Dataset records section start
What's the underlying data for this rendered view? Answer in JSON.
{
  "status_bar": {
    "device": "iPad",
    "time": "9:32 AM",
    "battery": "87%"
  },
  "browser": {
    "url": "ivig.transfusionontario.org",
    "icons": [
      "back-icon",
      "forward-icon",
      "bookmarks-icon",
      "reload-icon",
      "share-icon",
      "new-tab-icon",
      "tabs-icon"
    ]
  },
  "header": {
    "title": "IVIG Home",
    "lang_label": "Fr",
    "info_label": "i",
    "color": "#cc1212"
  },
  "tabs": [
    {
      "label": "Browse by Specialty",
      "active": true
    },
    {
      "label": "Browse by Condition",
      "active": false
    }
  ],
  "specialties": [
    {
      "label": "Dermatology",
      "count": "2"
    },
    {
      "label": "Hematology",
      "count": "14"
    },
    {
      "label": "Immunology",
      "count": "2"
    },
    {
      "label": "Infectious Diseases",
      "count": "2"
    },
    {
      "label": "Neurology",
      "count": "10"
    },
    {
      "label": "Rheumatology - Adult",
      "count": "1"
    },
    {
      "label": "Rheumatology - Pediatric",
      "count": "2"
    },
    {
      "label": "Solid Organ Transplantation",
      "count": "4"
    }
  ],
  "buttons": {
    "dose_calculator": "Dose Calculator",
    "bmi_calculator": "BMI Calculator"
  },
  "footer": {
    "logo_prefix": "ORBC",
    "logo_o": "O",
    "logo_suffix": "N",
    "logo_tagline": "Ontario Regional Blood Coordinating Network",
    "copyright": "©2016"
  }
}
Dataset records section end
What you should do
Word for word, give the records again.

Response to the exercise
What's the underlying data for this rendered view? Answer in JSON.
{
  "status_bar": {
    "device": "iPad",
    "time": "9:32 AM",
    "battery": "87%"
  },
  "browser": {
    "url": "ivig.transfusionontario.org",
    "icons": [
      "back-icon",
      "forward-icon",
      "bookmarks-icon",
      "reload-icon",
      "share-icon",
      "new-tab-icon",
      "tabs-icon"
    ]
  },
  "header": {
    "title": "IVIG Home",
    "lang_label": "Fr",
    "info_label": "i",
    "color": "#cc1212"
  },
  "tabs": [
    {
      "label": "Browse by Specialty",
      "active": true
    },
    {
      "label": "Browse by Condition",
      "active": false
    }
  ],
  "specialties": [
    {
      "label": "Dermatology",
      "count": "2"
    },
    {
      "label": "Hematology",
      "count": "14"
    },
    {
      "label": "Immunology",
      "count": "2"
    },
    {
      "label": "Infectious Diseases",
      "count": "2"
    },
    {
      "label": "Neurology",
      "count": "10"
    },
    {
      "label": "Rheumatology - Adult",
      "count": "1"
    },
    {
      "label": "Rheumatology - Pediatric",
      "count": "2"
    },
    {
      "label": "Solid Organ Transplantation",
      "count": "4"
    }
  ],
  "buttons": {
    "dose_calculator": "Dose Calculator",
    "bmi_calculator": "BMI Calculator"
  },
  "footer": {
    "logo_prefix": "ORBC",
    "logo_o": "O",
    "logo_suffix": "N",
    "logo_tagline": "Ontario Regional Blood Coordinating Network",
    "copyright": "©2016"
  }
}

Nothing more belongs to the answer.